Oregon’s 2021 legislative session was truly historic. The session began with a bleak economic outlook that was buoyed by a series of improved revenue projections and a one-time infusion of $2.6 billion in federal aid. Thanks to the advocacy of SEIU members and our partners, these resources translated into historic investments in our essential public services. While our campaign for Essential Worker Pay didn’t materialize before the session ended, SEIU 503 members racked up significant wins in 2021 that set us up to win good contracts and strengthen our communities. We also saw another first: (former) Representative and Freedom Foundation Senior Fellow Mike Nearman was expelled by his peers for allowing rioters into the Capitol.
Homecare and Personal Support
Homecare and Personal Support Workers were on the frontlines of the COVID-19 pandemic, continuing to serve their clients and consumers despite the risk to themselves and their families. The work of our members kept thousands of Oregonians out of congregate care settings devastated by COVID, undoubtedly saving countless lives throughout the last year. When the American Rescue Plan passed in March, our union jumped on a huge opportunity to ensure resources went to our members: the bill included a 10% increase to the FMAP (Medicaid) rate for Home and Community Based Care Services (HCBS). Through our members’ advocacy we were able to secure one-time pandemic payments and increased resources for wages and benefits. This year’s bargaining pot is $30.1 million, a 50% increase from 2019, which brings our total resources for bargaining our next contract to nearly $80 million.
Nursing Homes and Long-Term Care
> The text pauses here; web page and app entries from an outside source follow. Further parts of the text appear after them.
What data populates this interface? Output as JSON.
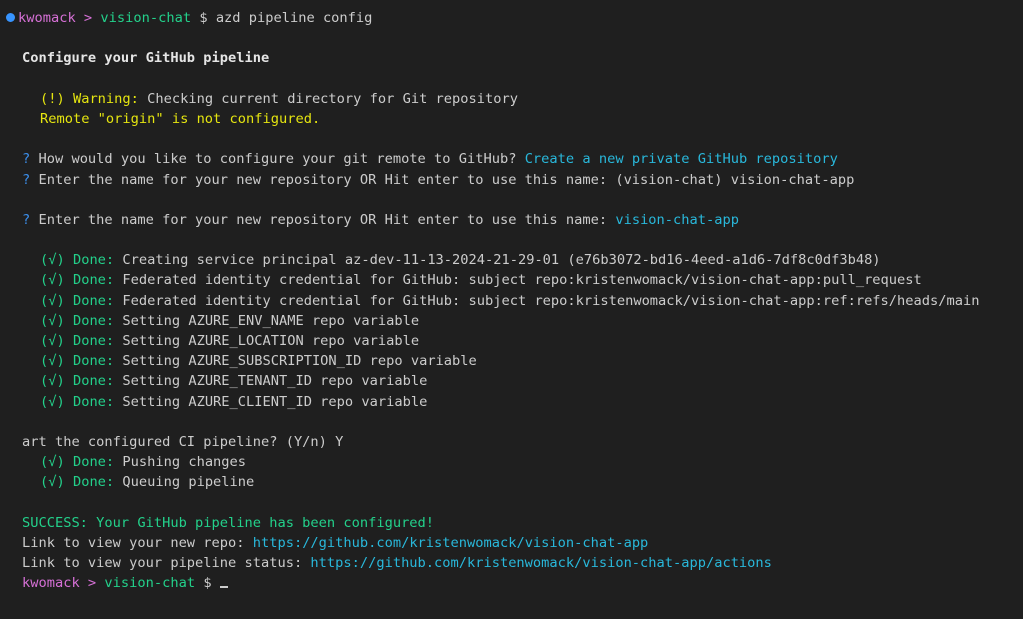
{
  "prompt": {
    "user": "kwomack",
    "sep": " > ",
    "dir": "vision-chat",
    "symbol": " $ ",
    "command": "azd pipeline config"
  },
  "header": "Configure your GitHub pipeline",
  "warning": {
    "label": "(!) Warning:",
    "text": " Checking current directory for Git repository",
    "remote": "Remote \"origin\" is not configured."
  },
  "questions": [
    {
      "mark": "?",
      "text": " How would you like to configure your git remote to GitHub? ",
      "answer": "Create a new private GitHub repository"
    },
    {
      "mark": "?",
      "text": " Enter the name for your new repository OR Hit enter to use this name: (vision-chat) vision-chat-app",
      "answer": ""
    },
    {
      "mark": "?",
      "text": " Enter the name for your new repository OR Hit enter to use this name: ",
      "answer": "vision-chat-app"
    }
  ],
  "done_label": "(√) Done:",
  "steps": [
    " Creating service principal az-dev-11-13-2024-21-29-01 (e76b3072-bd16-4eed-a1d6-7df8c0df3b48)",
    " Federated identity credential for GitHub: subject repo:kristenwomack/vision-chat-app:pull_request",
    " Federated identity credential for GitHub: subject repo:kristenwomack/vision-chat-app:ref:refs/heads/main",
    " Setting AZURE_ENV_NAME repo variable",
    " Setting AZURE_LOCATION repo variable",
    " Setting AZURE_SUBSCRIPTION_ID repo variable",
    " Setting AZURE_TENANT_ID repo variable",
    " Setting AZURE_CLIENT_ID repo variable"
  ],
  "start_prompt": "art the configured CI pipeline? (Y/n) Y",
  "push_steps": [
    " Pushing changes",
    " Queuing pipeline"
  ],
  "success": "SUCCESS: Your GitHub pipeline has been configured!",
  "repo_link": {
    "label": "Link to view your new repo: ",
    "url": "https://github.com/kristenwomack/vision-chat-app"
  },
  "status_link": {
    "label": "Link to view your pipeline status: ",
    "url": "https://github.com/kristenwomack/vision-chat-app/actions"
  },
  "colors": {
    "background": "#1f1f1f",
    "user": "#d670d6",
    "dir": "#23d18b",
    "warning": "#e5e510",
    "question": "#3b8eea",
    "answer": "#29b8db",
    "done": "#23d18b"
  }
}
On the heels of a global pandemic that laid bare inadequacies in our state’s long-term care system, our union led an effort that resulted in Oregon Legislators taking a bold step forward to reform the way seniors and people with disabilities are supported in Oregon. A package of bills passed in the final days of the legislative session aim to address staffing issues (SB 266 and SB 714), lead to more transparency (SB 703), and provide access to healthcare for workers (SB 800) at Oregon’s long-term care facilities. In addition, legislators increased the amount of public funding going toward long-term care facilities with the intention of raising wages and creating opportunities for companies to invest in their infrastructure.
Senate Bill 800
Long-term care workers outpace Oregon’s general population when it comes to being under/uninsured. The last year has exposed how dangerous it can be when frontline healthcare workers don’t have access to meaningful healthcare. SB 800 invests $30 million to create a healthcare trust so that long-term care workers will have access to quality affordable healthcare. This will include people working in assisted living and other residential care settings like DD group homes and even private home care agencies.
Senate Bill 266
This bill codifies CMS requirements around meeting the 24-hour personal needs of residents and recipients of Medicaid. It clarifies what scheduled and unscheduled needs are when it comes to evaluating whether or not someone’s personal needs are being met. SB 266 requires that safe staffing levels be considered when any complaint or violation is being investigated
The policy also states that APD may impose an enhanced oversight and supervision program if a provider fails to meet the needs of residents, and participation of the enhanced oversight and supervision will be made publicly available.
Senate Bill 703
This bill will build clarity and representation in long-term care systems. It adds a direct care worker seat to the Quality Measurement Council, where the safe staffing acuity tool will be developed. It will produce a cost of care study that would build a more clear and transparent picture of what the cost of providing residential services are versus rates of reimbursements.
It requires that uniform disclosure statements are submitted to the state and made publicly available. This information helps residents and stakeholders understand services provided and the quality of care expected based on staffing, wages, and turnover.
Senate Bill 714
This bill creates safe staffing standards. It requires memory care-endorsed facilities to use an acuity-based staffing tool and makes other residential care facilities subject to an acuity-based staffing tool if they cannot prove they are staffing to safe levels after an investigation reveals they are not meeting the needs of residents. It also places safe staffing at the center of surveys and investigations conducted by the Oregon Department of Human Services.